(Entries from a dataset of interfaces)
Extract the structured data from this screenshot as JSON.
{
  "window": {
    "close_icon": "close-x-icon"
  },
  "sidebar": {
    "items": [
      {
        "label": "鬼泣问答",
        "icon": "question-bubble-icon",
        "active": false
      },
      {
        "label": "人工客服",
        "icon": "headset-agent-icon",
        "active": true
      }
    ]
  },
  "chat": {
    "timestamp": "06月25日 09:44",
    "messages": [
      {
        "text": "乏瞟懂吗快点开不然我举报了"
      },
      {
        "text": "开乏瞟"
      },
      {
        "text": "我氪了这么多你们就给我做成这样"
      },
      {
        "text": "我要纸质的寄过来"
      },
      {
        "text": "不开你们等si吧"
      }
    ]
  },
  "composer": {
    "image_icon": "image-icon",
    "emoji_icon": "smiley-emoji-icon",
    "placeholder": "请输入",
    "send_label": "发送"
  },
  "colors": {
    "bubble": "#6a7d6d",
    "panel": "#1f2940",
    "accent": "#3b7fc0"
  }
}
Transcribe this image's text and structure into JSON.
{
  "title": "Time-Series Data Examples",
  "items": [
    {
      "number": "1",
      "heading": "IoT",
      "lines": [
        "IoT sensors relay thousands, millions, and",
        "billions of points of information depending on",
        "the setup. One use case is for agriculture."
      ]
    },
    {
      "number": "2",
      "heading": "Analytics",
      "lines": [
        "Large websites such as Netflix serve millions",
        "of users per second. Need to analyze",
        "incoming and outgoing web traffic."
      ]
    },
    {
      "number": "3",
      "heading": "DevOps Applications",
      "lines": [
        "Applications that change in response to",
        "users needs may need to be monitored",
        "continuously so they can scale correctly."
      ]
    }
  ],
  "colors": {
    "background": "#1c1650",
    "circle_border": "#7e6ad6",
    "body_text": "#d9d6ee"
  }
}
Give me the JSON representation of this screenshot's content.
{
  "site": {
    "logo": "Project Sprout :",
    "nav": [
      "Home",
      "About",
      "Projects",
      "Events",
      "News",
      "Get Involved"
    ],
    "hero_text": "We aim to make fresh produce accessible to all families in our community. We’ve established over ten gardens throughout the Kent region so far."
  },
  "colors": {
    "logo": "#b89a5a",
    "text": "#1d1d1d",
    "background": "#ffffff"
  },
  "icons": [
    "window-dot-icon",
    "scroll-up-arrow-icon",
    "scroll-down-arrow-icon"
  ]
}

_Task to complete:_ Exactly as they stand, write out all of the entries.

_Solution to the exercise:_
Extract the structured data from this screenshot as JSON.
{
  "window": {
    "close_icon": "close-x-icon"
  },
  "sidebar": {
    "items": [
      {
        "label": "鬼泣问答",
        "icon": "question-bubble-icon",
        "active": false
      },
      {
        "label": "人工客服",
        "icon": "headset-agent-icon",
        "active": true
      }
    ]
  },
  "chat": {
    "timestamp": "06月25日 09:44",
    "messages": [
      {
        "text": "乏瞟懂吗快点开不然我举报了"
      },
      {
        "text": "开乏瞟"
      },
      {
        "text": "我氪了这么多你们就给我做成这样"
      },
      {
        "text": "我要纸质的寄过来"
      },
      {
        "text": "不开你们等si吧"
      }
    ]
  },
  "composer": {
    "image_icon": "image-icon",
    "emoji_icon": "smiley-emoji-icon",
    "placeholder": "请输入",
    "send_label": "发送"
  },
  "colors": {
    "bubble": "#6a7d6d",
    "panel": "#1f2940",
    "accent": "#3b7fc0"
  }
}
Transcribe this image's text and structure into JSON.
{
  "title": "Time-Series Data Examples",
  "items": [
    {
      "number": "1",
      "heading": "IoT",
      "lines": [
        "IoT sensors relay thousands, millions, and",
        "billions of points of information depending on",
        "the setup. One use case is for agriculture."
      ]
    },
    {
      "number": "2",
      "heading": "Analytics",
      "lines": [
        "Large websites such as Netflix serve millions",
        "of users per second. Need to analyze",
        "incoming and outgoing web traffic."
      ]
    },
    {
      "number": "3",
      "heading": "DevOps Applications",
      "lines": [
        "Applications that change in response to",
        "users needs may need to be monitored",
        "continuously so they can scale correctly."
      ]
    }
  ],
  "colors": {
    "background": "#1c1650",
    "circle_border": "#7e6ad6",
    "body_text": "#d9d6ee"
  }
}
Give me the JSON representation of this screenshot's content.
{
  "site": {
    "logo": "Project Sprout :",
    "nav": [
      "Home",
      "About",
      "Projects",
      "Events",
      "News",
      "Get Involved"
    ],
    "hero_text": "We aim to make fresh produce accessible to all families in our community. We’ve established over ten gardens throughout the Kent region so far."
  },
  "colors": {
    "logo": "#b89a5a",
    "text": "#1d1d1d",
    "background": "#ffffff"
  },
  "icons": [
    "window-dot-icon",
    "scroll-up-arrow-icon",
    "scroll-down-arrow-icon"
  ]
}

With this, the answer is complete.